The EU will spend €16 billion on its space program in its next budget. From 2021–2027 the EU proposes to allocate €9.7 billion to its Galileo satellite navigation systems, €5.8 billion to its Copernicus earth observation system, and €500 million to improve government communications and to space and situation awareness capabilities. The increase amounts to €5 billion; the current EU space budget is €11.1 billion.

Just as there’s a strong awareness of the danger that plastic poses for environmental security, there’s a growing awareness of the danger of junk in outer space. Military ethicists from the UNSW have raised concerns over the increasing amount of space debris. Given the increasingly militarised nature of space technologies, they argue that cleaning up space debris could be considered an act of aggression given the equipment and technologies used.

The US is set to pump more money into its low-earth orbit constellation of military satellites. An additional US$100 million will go towards the Blackjack Project, which aims to provide ongoing surveillance of military operations.

Wired watchtower

Australia has jumped from number three to number one in the Economic Intelligence Unit’s technological readiness rankings. The ranking assesses the 82 largest economies on a variety of factors such as access to the internet, digital economy infrastructure and openness to innovation. Australia ranked well in the e-government services, as well as ranking as the best country in Asia for online services. Australia shares equal first place with Singapore and Sweden. Angola, Libya and Nigeria landed at the bottom the list.

US lawmakers attempted to use the 2019 NDAA to maintain pressure on Chinese tech company ZTE after the Trump administration struck a deal with the company to lift crippling sanctions. An amendment bans the government from buying or leasing telecommunications equipment from ZTE or Huawei, both regarded as security concerns. Yet the amendment may have little effect: the president can waive restrictions on national security grounds.

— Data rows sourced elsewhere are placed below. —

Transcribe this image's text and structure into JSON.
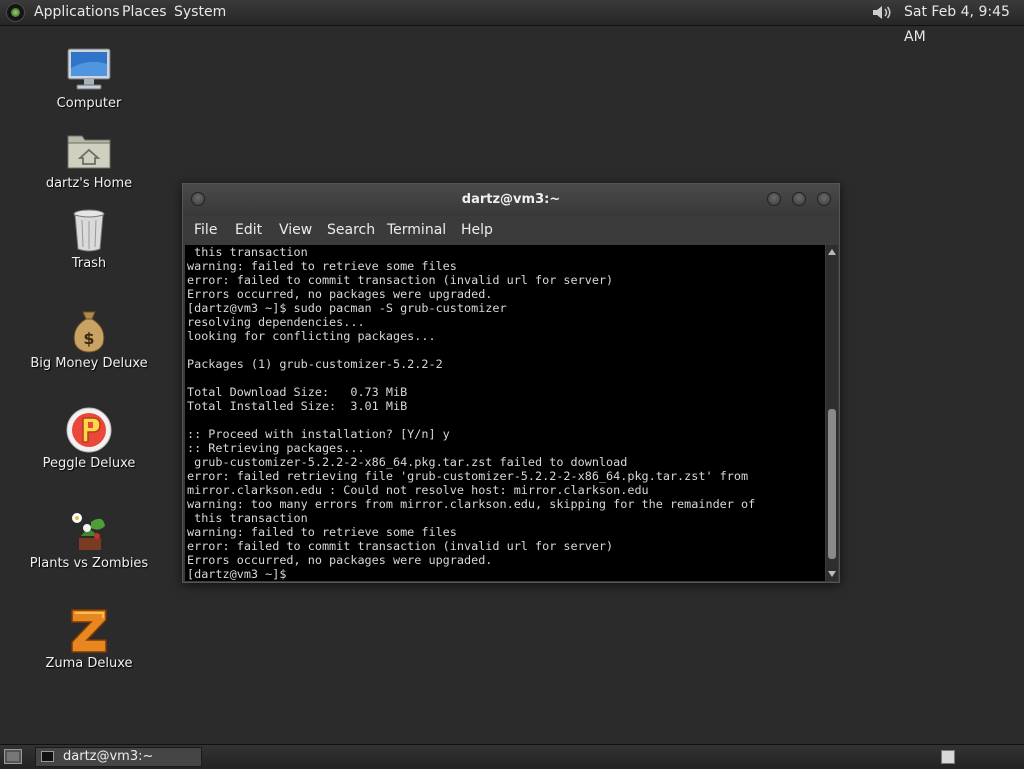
{
  "top_panel": {
    "menus": [
      "Applications",
      "Places",
      "System"
    ],
    "clock": "Sat Feb  4,  9:45 AM"
  },
  "desktop": {
    "icons": [
      {
        "label": "Computer"
      },
      {
        "label": "dartz's Home"
      },
      {
        "label": "Trash"
      },
      {
        "label": "Big Money Deluxe"
      },
      {
        "label": "Peggle Deluxe"
      },
      {
        "label": "Plants vs Zombies"
      },
      {
        "label": "Zuma Deluxe"
      }
    ]
  },
  "terminal": {
    "title": "dartz@vm3:~",
    "menu": [
      "File",
      "Edit",
      "View",
      "Search",
      "Terminal",
      "Help"
    ],
    "scroll_position": 0.95,
    "lines": [
      " this transaction",
      "warning: failed to retrieve some files",
      "error: failed to commit transaction (invalid url for server)",
      "Errors occurred, no packages were upgraded.",
      "[dartz@vm3 ~]$ sudo pacman -S grub-customizer",
      "resolving dependencies...",
      "looking for conflicting packages...",
      "",
      "Packages (1) grub-customizer-5.2.2-2",
      "",
      "Total Download Size:   0.73 MiB",
      "Total Installed Size:  3.01 MiB",
      "",
      ":: Proceed with installation? [Y/n] y",
      ":: Retrieving packages...",
      " grub-customizer-5.2.2-2-x86_64.pkg.tar.zst failed to download",
      "error: failed retrieving file 'grub-customizer-5.2.2-2-x86_64.pkg.tar.zst' from",
      "mirror.clarkson.edu : Could not resolve host: mirror.clarkson.edu",
      "warning: too many errors from mirror.clarkson.edu, skipping for the remainder of",
      " this transaction",
      "warning: failed to retrieve some files",
      "error: failed to commit transaction (invalid url for server)",
      "Errors occurred, no packages were upgraded.",
      "[dartz@vm3 ~]$ "
    ]
  },
  "taskbar": {
    "task_label": "dartz@vm3:~"
  },
  "colors": {
    "desktop_bg": "#2b2b2b",
    "terminal_bg": "#000000",
    "terminal_fg": "#d8d8d8"
  }
}
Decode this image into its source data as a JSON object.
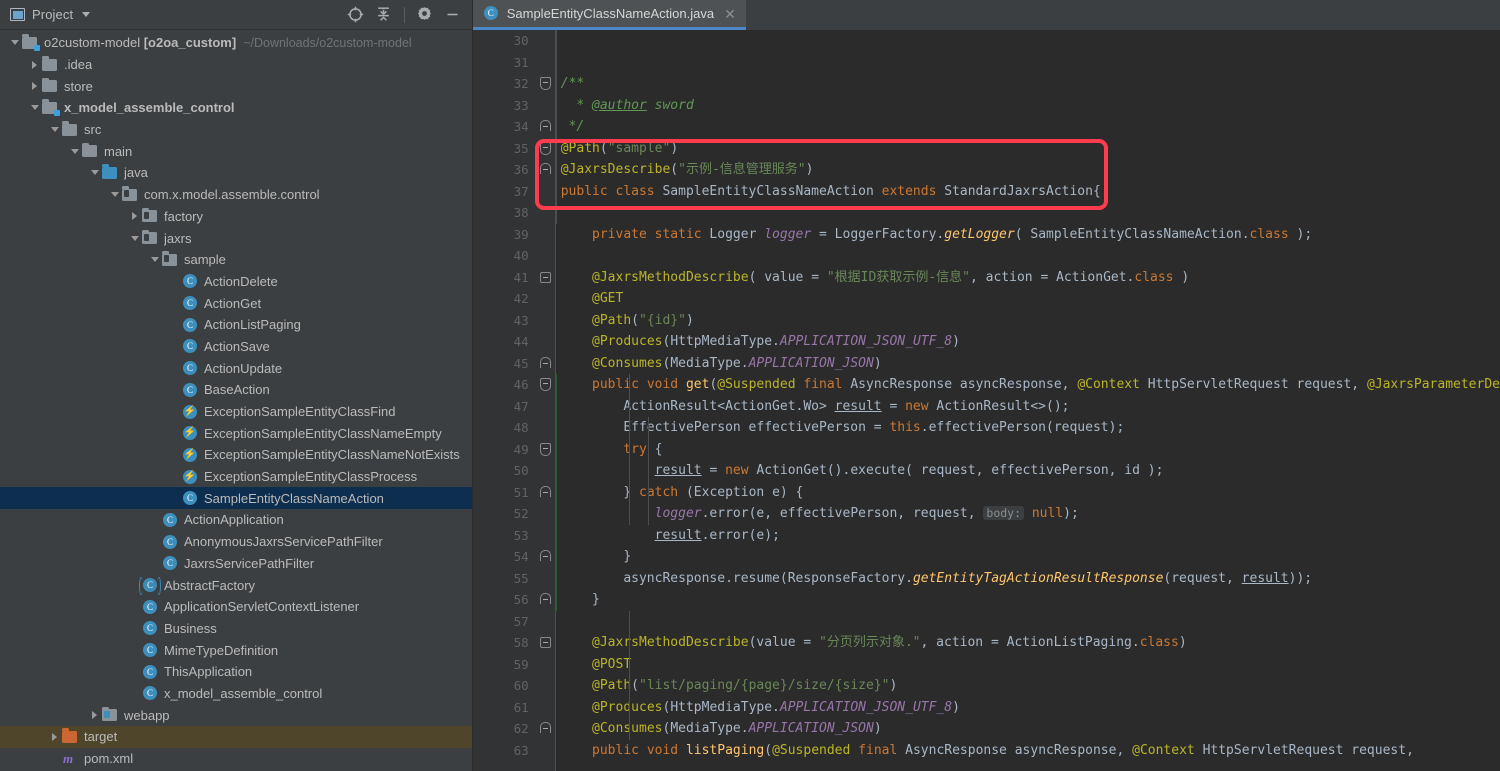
{
  "project_panel": {
    "title": "Project",
    "caret_icon": "chevron-down-icon",
    "panel_icon": "project-view-icon",
    "actions": [
      {
        "name": "locate-icon",
        "glyph": "target"
      },
      {
        "name": "collapse-all-icon",
        "glyph": "collapse"
      },
      {
        "name": "gear-icon",
        "glyph": "gear"
      },
      {
        "name": "hide-icon",
        "glyph": "minus"
      }
    ],
    "tree": [
      {
        "indent": 0,
        "arrow": "down",
        "icon": "module-folder",
        "label": "o2custom-model [o2oa_custom]",
        "bold_part": "[o2oa_custom]",
        "path": "~/Downloads/o2custom-model",
        "state": "normal"
      },
      {
        "indent": 1,
        "arrow": "right",
        "icon": "folder-grey",
        "label": ".idea",
        "state": "normal"
      },
      {
        "indent": 1,
        "arrow": "right",
        "icon": "folder-grey",
        "label": "store",
        "state": "normal"
      },
      {
        "indent": 1,
        "arrow": "down",
        "icon": "module-folder",
        "label": "x_model_assemble_control",
        "bold": true,
        "state": "normal"
      },
      {
        "indent": 2,
        "arrow": "down",
        "icon": "folder-grey",
        "label": "src",
        "state": "normal"
      },
      {
        "indent": 3,
        "arrow": "down",
        "icon": "folder-grey",
        "label": "main",
        "state": "normal"
      },
      {
        "indent": 4,
        "arrow": "down",
        "icon": "folder-source",
        "label": "java",
        "state": "normal"
      },
      {
        "indent": 5,
        "arrow": "down",
        "icon": "folder-package",
        "label": "com.x.model.assemble.control",
        "state": "normal"
      },
      {
        "indent": 6,
        "arrow": "right",
        "icon": "folder-package",
        "label": "factory",
        "state": "normal"
      },
      {
        "indent": 6,
        "arrow": "down",
        "icon": "folder-package",
        "label": "jaxrs",
        "state": "normal"
      },
      {
        "indent": 7,
        "arrow": "down",
        "icon": "folder-package",
        "label": "sample",
        "state": "normal"
      },
      {
        "indent": 8,
        "arrow": "none",
        "icon": "java-class",
        "label": "ActionDelete",
        "state": "normal"
      },
      {
        "indent": 8,
        "arrow": "none",
        "icon": "java-class",
        "label": "ActionGet",
        "state": "normal"
      },
      {
        "indent": 8,
        "arrow": "none",
        "icon": "java-class",
        "label": "ActionListPaging",
        "state": "normal"
      },
      {
        "indent": 8,
        "arrow": "none",
        "icon": "java-class",
        "label": "ActionSave",
        "state": "normal"
      },
      {
        "indent": 8,
        "arrow": "none",
        "icon": "java-class",
        "label": "ActionUpdate",
        "state": "normal"
      },
      {
        "indent": 8,
        "arrow": "none",
        "icon": "java-class",
        "label": "BaseAction",
        "state": "normal"
      },
      {
        "indent": 8,
        "arrow": "none",
        "icon": "java-exception",
        "label": "ExceptionSampleEntityClassFind",
        "state": "normal"
      },
      {
        "indent": 8,
        "arrow": "none",
        "icon": "java-exception",
        "label": "ExceptionSampleEntityClassNameEmpty",
        "state": "normal"
      },
      {
        "indent": 8,
        "arrow": "none",
        "icon": "java-exception",
        "label": "ExceptionSampleEntityClassNameNotExists",
        "state": "normal"
      },
      {
        "indent": 8,
        "arrow": "none",
        "icon": "java-exception",
        "label": "ExceptionSampleEntityClassProcess",
        "state": "normal"
      },
      {
        "indent": 8,
        "arrow": "none",
        "icon": "java-class",
        "label": "SampleEntityClassNameAction",
        "state": "selected"
      },
      {
        "indent": 7,
        "arrow": "none",
        "icon": "java-class",
        "label": "ActionApplication",
        "state": "normal"
      },
      {
        "indent": 7,
        "arrow": "none",
        "icon": "java-class",
        "label": "AnonymousJaxrsServicePathFilter",
        "state": "normal"
      },
      {
        "indent": 7,
        "arrow": "none",
        "icon": "java-class",
        "label": "JaxrsServicePathFilter",
        "state": "normal"
      },
      {
        "indent": 6,
        "arrow": "none",
        "icon": "java-abstract",
        "label": "AbstractFactory",
        "state": "normal"
      },
      {
        "indent": 6,
        "arrow": "none",
        "icon": "java-class",
        "label": "ApplicationServletContextListener",
        "state": "normal"
      },
      {
        "indent": 6,
        "arrow": "none",
        "icon": "java-class",
        "label": "Business",
        "state": "normal"
      },
      {
        "indent": 6,
        "arrow": "none",
        "icon": "java-class",
        "label": "MimeTypeDefinition",
        "state": "normal"
      },
      {
        "indent": 6,
        "arrow": "none",
        "icon": "java-class",
        "label": "ThisApplication",
        "state": "normal"
      },
      {
        "indent": 6,
        "arrow": "none",
        "icon": "java-class",
        "label": "x_model_assemble_control",
        "state": "normal"
      },
      {
        "indent": 4,
        "arrow": "right",
        "icon": "folder-web",
        "label": "webapp",
        "state": "normal"
      },
      {
        "indent": 2,
        "arrow": "right",
        "icon": "folder-orange",
        "label": "target",
        "state": "highlight"
      },
      {
        "indent": 2,
        "arrow": "none",
        "icon": "maven-file",
        "label": "pom.xml",
        "state": "normal"
      }
    ]
  },
  "editor": {
    "tab": {
      "label": "SampleEntityClassNameAction.java",
      "icon": "java-class",
      "close_icon": "close-icon"
    },
    "first_line_number": 30,
    "lines": [
      {
        "n": 30,
        "fold": "",
        "html": ""
      },
      {
        "n": 31,
        "fold": "",
        "html": ""
      },
      {
        "n": 32,
        "fold": "start",
        "html": "<span class=\"cmt\">/**</span>"
      },
      {
        "n": 33,
        "fold": "",
        "html": "<span class=\"cmt\">  * <u>@author</u> sword</span>"
      },
      {
        "n": 34,
        "fold": "end",
        "html": "<span class=\"cmt\"> */</span>"
      },
      {
        "n": 35,
        "fold": "start",
        "html": "<span class=\"ann\">@Path</span><span class=\"op\">(</span><span class=\"str\">\"sample\"</span><span class=\"op\">)</span>"
      },
      {
        "n": 36,
        "fold": "end",
        "html": "<span class=\"ann\">@JaxrsDescribe</span><span class=\"op\">(</span><span class=\"str\">\"示例-信息管理服务\"</span><span class=\"op\">)</span>"
      },
      {
        "n": 37,
        "fold": "",
        "html": "<span class=\"kw\">public class</span> SampleEntityClassNameAction <span class=\"kw\">extends</span> StandardJaxrsAction{"
      },
      {
        "n": 38,
        "fold": "",
        "html": ""
      },
      {
        "n": 39,
        "fold": "",
        "html": "    <span class=\"kw\">private static</span> Logger <span class=\"fld\">logger</span> <span class=\"op\">=</span> LoggerFactory.<span class=\"mth stat\">getLogger</span><span class=\"op\">(</span> SampleEntityClassNameAction.<span class=\"kw\">class</span> <span class=\"op\">)</span><span class=\"op\">;</span>"
      },
      {
        "n": 40,
        "fold": "",
        "html": ""
      },
      {
        "n": 41,
        "fold": "minus",
        "html": "    <span class=\"ann\">@JaxrsMethodDescribe</span><span class=\"op\">(</span> value <span class=\"op\">=</span> <span class=\"str\">\"根据ID获取示例-信息\"</span><span class=\"op\">,</span> action <span class=\"op\">=</span> ActionGet.<span class=\"kw\">class</span> <span class=\"op\">)</span>"
      },
      {
        "n": 42,
        "fold": "",
        "html": "    <span class=\"ann\">@GET</span>"
      },
      {
        "n": 43,
        "fold": "",
        "html": "    <span class=\"ann\">@Path</span><span class=\"op\">(</span><span class=\"str\">\"{id}\"</span><span class=\"op\">)</span>"
      },
      {
        "n": 44,
        "fold": "",
        "html": "    <span class=\"ann\">@Produces</span><span class=\"op\">(</span>HttpMediaType.<span class=\"const\">APPLICATION_JSON_UTF_8</span><span class=\"op\">)</span>"
      },
      {
        "n": 45,
        "fold": "end",
        "html": "    <span class=\"ann\">@Consumes</span><span class=\"op\">(</span>MediaType.<span class=\"const\">APPLICATION_JSON</span><span class=\"op\">)</span>"
      },
      {
        "n": 46,
        "fold": "start",
        "html": "    <span class=\"kw\">public void</span> <span class=\"mth\">get</span><span class=\"op\">(</span><span class=\"ann\">@Suspended</span> <span class=\"kw\">final</span> AsyncResponse asyncResponse<span class=\"op\">,</span> <span class=\"ann\">@Context</span> HttpServletRequest request<span class=\"op\">,</span> <span class=\"ann\">@JaxrsParameterDe</span>"
      },
      {
        "n": 47,
        "fold": "",
        "html": "        ActionResult&lt;ActionGet.Wo&gt; <span class=\"ul\">result</span> <span class=\"op\">=</span> <span class=\"kw\">new</span> ActionResult<span class=\"op\">&lt;&gt;()</span><span class=\"op\">;</span>"
      },
      {
        "n": 48,
        "fold": "",
        "html": "        EffectivePerson effectivePerson <span class=\"op\">=</span> <span class=\"kw\">this</span>.effectivePerson<span class=\"op\">(</span>request<span class=\"op\">)</span><span class=\"op\">;</span>"
      },
      {
        "n": 49,
        "fold": "start",
        "html": "        <span class=\"kw\">try</span> {"
      },
      {
        "n": 50,
        "fold": "",
        "html": "            <span class=\"ul\">result</span> <span class=\"op\">=</span> <span class=\"kw\">new</span> ActionGet<span class=\"op\">()</span>.execute<span class=\"op\">(</span> request<span class=\"op\">,</span> effectivePerson<span class=\"op\">,</span> id <span class=\"op\">)</span><span class=\"op\">;</span>"
      },
      {
        "n": 51,
        "fold": "end",
        "html": "        } <span class=\"kw\">catch</span> <span class=\"op\">(</span>Exception e<span class=\"op\">)</span> {"
      },
      {
        "n": 52,
        "fold": "",
        "html": "            <span class=\"fld\">logger</span>.error<span class=\"op\">(</span>e<span class=\"op\">,</span> effectivePerson<span class=\"op\">,</span> request<span class=\"op\">,</span> <span class=\"hint\">body:</span> <span class=\"kw\">null</span><span class=\"op\">)</span><span class=\"op\">;</span>"
      },
      {
        "n": 53,
        "fold": "",
        "html": "            <span class=\"ul\">result</span>.error<span class=\"op\">(</span>e<span class=\"op\">)</span><span class=\"op\">;</span>"
      },
      {
        "n": 54,
        "fold": "end",
        "html": "        }"
      },
      {
        "n": 55,
        "fold": "",
        "html": "        asyncResponse.resume<span class=\"op\">(</span>ResponseFactory.<span class=\"mth stat\">getEntityTagActionResultResponse</span><span class=\"op\">(</span>request<span class=\"op\">,</span> <span class=\"ul\">result</span><span class=\"op\">))</span><span class=\"op\">;</span>"
      },
      {
        "n": 56,
        "fold": "end",
        "html": "    }"
      },
      {
        "n": 57,
        "fold": "",
        "html": ""
      },
      {
        "n": 58,
        "fold": "minus",
        "html": "    <span class=\"ann\">@JaxrsMethodDescribe</span><span class=\"op\">(</span>value <span class=\"op\">=</span> <span class=\"str\">\"分页列示对象.\"</span><span class=\"op\">,</span> action <span class=\"op\">=</span> ActionListPaging.<span class=\"kw\">class</span><span class=\"op\">)</span>"
      },
      {
        "n": 59,
        "fold": "",
        "html": "    <span class=\"ann\">@POST</span>"
      },
      {
        "n": 60,
        "fold": "",
        "html": "    <span class=\"ann\">@Path</span><span class=\"op\">(</span><span class=\"str\">\"list/paging/{page}/size/{size}\"</span><span class=\"op\">)</span>"
      },
      {
        "n": 61,
        "fold": "",
        "html": "    <span class=\"ann\">@Produces</span><span class=\"op\">(</span>HttpMediaType.<span class=\"const\">APPLICATION_JSON_UTF_8</span><span class=\"op\">)</span>"
      },
      {
        "n": 62,
        "fold": "end",
        "html": "    <span class=\"ann\">@Consumes</span><span class=\"op\">(</span>MediaType.<span class=\"const\">APPLICATION_JSON</span><span class=\"op\">)</span>"
      },
      {
        "n": 63,
        "fold": "",
        "html": "    <span class=\"kw\">public void</span> <span class=\"mth\">listPaging</span><span class=\"op\">(</span><span class=\"ann\">@Suspended</span> <span class=\"kw\">final</span> AsyncResponse asyncResponse<span class=\"op\">,</span> <span class=\"ann\">@Context</span> HttpServletRequest request<span class=\"op\">,</span>"
      }
    ],
    "annotation": {
      "name": "red-highlight-box",
      "color": "#ff3b4e",
      "covers_lines": [
        35,
        36,
        37
      ]
    }
  },
  "colors": {
    "panel_bg": "#3c3f41",
    "editor_bg": "#2b2b2b",
    "gutter_bg": "#313335",
    "selection": "#0d2e4f",
    "highlight_row": "#4f452b",
    "tab_active_underline": "#4a88c7",
    "annotation": "#ff3b4e"
  }
}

Germany’s intelligence agencies have warned that an increasing number of cyberattacks are ‘ticking time bombs’ that could endanger critical infrastructure. Germany has struggled with weak digital infrastructure leading to doubts that the country can aggressively defend against future cyberattacks.